While it may seem like a bit of a stretch for you to travel to Ottawa or your provincial capital, you could also schedule a meeting with your elected representative or electoral candidate in your region at their riding office.
To find out who your federally elected representative is and where their riding office is click here.
During your meeting with your representative or candidate, you should talk about your general concerns, such as lack of public transportation in your region or polluting industries. Be yourself and remember that your elected representatives work for you. They use feedback from concerned citizens like you to decide which issues they should spend their time on.
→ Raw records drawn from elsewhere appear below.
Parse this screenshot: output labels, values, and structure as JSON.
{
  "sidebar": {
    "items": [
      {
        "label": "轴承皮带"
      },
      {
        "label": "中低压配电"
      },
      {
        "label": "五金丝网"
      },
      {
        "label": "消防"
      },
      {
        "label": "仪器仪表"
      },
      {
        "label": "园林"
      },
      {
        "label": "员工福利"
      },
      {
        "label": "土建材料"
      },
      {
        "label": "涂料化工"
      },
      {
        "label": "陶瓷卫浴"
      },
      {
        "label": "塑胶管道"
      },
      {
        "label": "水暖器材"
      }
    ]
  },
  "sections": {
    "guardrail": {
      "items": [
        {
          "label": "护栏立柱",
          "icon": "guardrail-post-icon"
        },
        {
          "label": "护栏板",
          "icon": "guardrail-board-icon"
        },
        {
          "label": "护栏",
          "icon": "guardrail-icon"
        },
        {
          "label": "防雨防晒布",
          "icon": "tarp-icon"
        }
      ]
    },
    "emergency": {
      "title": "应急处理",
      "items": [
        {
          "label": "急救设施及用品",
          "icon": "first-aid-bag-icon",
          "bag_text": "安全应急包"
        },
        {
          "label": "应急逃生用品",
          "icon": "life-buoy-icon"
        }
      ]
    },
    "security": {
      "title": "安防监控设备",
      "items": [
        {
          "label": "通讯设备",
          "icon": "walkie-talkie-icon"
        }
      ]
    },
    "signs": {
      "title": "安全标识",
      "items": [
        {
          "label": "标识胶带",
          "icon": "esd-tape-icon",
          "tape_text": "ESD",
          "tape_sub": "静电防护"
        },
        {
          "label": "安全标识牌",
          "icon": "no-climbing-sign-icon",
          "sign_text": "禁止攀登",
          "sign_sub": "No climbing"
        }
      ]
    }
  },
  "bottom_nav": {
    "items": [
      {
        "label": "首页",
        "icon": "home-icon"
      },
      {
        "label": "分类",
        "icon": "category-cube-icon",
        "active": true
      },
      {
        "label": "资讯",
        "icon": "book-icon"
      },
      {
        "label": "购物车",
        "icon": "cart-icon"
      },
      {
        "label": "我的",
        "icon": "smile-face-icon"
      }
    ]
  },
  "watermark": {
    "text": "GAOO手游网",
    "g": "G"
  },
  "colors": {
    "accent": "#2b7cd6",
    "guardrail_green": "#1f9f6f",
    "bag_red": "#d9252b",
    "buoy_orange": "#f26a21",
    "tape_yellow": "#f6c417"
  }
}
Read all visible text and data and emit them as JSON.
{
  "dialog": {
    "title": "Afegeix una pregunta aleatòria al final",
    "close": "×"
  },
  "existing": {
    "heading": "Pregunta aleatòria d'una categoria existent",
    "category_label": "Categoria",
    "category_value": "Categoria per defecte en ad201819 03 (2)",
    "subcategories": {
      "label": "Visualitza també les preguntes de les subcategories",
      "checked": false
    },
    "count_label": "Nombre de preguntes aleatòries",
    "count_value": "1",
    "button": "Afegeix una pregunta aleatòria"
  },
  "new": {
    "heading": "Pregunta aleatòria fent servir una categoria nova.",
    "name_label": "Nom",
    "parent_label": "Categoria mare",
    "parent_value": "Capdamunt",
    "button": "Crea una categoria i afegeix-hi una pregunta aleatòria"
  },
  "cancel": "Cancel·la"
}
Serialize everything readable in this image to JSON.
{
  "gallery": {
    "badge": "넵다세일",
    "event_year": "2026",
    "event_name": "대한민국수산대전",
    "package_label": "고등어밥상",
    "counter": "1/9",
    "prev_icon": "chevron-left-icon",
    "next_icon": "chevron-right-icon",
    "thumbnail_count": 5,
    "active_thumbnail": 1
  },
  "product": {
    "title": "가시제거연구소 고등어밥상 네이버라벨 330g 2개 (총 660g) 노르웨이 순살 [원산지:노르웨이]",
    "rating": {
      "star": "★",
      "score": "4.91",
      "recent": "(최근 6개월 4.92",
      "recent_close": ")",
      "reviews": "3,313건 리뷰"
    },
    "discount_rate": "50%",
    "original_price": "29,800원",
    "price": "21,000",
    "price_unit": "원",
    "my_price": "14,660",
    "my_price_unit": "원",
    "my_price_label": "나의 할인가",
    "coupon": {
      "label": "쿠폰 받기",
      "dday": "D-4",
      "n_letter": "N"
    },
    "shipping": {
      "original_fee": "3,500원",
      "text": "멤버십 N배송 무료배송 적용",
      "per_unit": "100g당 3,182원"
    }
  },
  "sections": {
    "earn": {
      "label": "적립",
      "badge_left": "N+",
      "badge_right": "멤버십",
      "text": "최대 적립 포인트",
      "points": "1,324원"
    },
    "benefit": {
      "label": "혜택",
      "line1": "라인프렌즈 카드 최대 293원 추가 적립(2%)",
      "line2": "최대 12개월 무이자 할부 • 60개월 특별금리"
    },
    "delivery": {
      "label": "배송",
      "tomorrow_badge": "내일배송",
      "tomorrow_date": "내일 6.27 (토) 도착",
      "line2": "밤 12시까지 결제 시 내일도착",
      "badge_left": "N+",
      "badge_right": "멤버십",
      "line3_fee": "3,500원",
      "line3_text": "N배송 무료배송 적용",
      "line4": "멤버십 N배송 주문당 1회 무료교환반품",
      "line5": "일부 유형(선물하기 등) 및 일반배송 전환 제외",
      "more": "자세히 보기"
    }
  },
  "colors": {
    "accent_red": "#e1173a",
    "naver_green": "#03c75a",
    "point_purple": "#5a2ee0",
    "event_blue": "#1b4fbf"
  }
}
Visiting your representative is a great activity to do with others who share your view on the importance of solving the climate crisis – so make it a group event!
Preparing for your visit:
Write the representative's scheduler for an appointment. Give him or her specific days and times you are available and tell the scheduler of any specific legislation you would like to discuss.
Plan your meeting. Write an outline and some brief talking points. If you'd like your representative to support a certain bill, be sure you know its exact name and number. Bring examples of how action on your issues -- whether energy-efficient buildings or green energy -- could benefit your community. Remember that you are coming there to have a conversation with the staff member or official. Plan time to discuss the issues rather than just read off of a sheet of paper.
Do your homework. You should arrive knowing something about your representative's position on your issues. Did he or she already sign on a sponsor of the bill you support? If so, it's still helpful to thank the representative for his or her support and reiterate the importance of climate protection to you.
Things to remember for your visit:
Be on-time and polite. Thank the staff member or representative for meeting with you and introduce yourself.
Stay focused. Remember what topics you came there to discuss and make the most of your limited amount of time.
Make plans to follow-up. Thank the staff member or representative for the meeting and ask if there is any follow-up information you can send.
What to do after your visit:
Send a thank-you note. As soon after your visit as possible, each person in your group should handwrite a thank-you note to the person you met with.Remind him or her of your concerns and mention that you look forward to seeing your representative take action. Also send any follow-up information you promised during your meeting.
Let us know about your meeting by contacting us.